### Work to be completed
Go over the listing below line by line, and return each one holding the string "debian".

### Data extracts

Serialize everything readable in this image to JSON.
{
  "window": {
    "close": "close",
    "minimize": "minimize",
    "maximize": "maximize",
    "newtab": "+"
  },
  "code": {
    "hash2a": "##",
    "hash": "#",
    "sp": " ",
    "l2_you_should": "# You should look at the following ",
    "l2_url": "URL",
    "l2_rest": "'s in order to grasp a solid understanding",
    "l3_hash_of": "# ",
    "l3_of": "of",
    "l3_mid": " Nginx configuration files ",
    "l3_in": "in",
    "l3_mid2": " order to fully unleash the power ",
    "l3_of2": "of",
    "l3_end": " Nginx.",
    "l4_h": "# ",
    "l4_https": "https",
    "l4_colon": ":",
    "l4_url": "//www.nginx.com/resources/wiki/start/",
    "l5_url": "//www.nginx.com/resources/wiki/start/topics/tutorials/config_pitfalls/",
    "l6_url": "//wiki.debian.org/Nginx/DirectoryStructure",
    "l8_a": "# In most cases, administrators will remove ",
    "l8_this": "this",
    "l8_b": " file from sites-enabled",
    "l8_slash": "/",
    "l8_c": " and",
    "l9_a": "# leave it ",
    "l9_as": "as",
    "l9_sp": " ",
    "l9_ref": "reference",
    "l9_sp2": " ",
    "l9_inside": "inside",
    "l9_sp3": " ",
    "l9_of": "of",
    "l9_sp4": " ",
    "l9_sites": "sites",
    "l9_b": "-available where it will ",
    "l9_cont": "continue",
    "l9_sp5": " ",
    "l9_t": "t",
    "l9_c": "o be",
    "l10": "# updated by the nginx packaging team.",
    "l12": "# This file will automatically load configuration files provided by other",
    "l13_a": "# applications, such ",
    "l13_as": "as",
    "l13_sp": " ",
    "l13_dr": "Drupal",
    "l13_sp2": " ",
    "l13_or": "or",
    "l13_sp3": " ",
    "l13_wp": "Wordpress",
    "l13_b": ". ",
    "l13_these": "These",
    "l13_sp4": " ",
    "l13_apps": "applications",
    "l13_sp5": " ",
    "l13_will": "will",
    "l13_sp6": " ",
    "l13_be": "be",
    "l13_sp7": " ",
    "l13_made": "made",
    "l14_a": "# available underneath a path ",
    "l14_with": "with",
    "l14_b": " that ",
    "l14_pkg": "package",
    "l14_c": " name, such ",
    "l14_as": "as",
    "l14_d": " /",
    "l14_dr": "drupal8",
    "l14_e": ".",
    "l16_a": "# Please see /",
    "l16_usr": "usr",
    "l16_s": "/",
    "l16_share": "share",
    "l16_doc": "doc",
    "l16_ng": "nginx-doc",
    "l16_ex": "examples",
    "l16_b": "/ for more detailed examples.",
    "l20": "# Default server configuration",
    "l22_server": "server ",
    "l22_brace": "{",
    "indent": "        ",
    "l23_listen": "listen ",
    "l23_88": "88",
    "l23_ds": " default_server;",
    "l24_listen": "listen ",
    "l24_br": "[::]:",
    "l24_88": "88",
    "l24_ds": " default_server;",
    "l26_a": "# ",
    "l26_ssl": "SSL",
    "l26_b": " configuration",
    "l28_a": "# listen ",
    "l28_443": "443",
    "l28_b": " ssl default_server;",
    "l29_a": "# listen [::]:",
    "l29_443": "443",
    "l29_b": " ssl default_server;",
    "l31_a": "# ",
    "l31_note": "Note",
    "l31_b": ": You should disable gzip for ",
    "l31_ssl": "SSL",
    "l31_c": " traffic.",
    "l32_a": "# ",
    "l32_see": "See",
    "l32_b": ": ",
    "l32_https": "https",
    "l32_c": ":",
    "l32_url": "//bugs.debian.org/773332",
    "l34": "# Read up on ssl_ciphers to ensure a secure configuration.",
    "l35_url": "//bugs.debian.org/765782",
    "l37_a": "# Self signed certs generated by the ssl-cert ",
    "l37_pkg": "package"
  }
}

### Answer section
    "l6_url": "//wiki.debian.org/Nginx/DirectoryStructure",
    "l32_url": "//bugs.debian.org/773332",
    "l35_url": "//bugs.debian.org/765782",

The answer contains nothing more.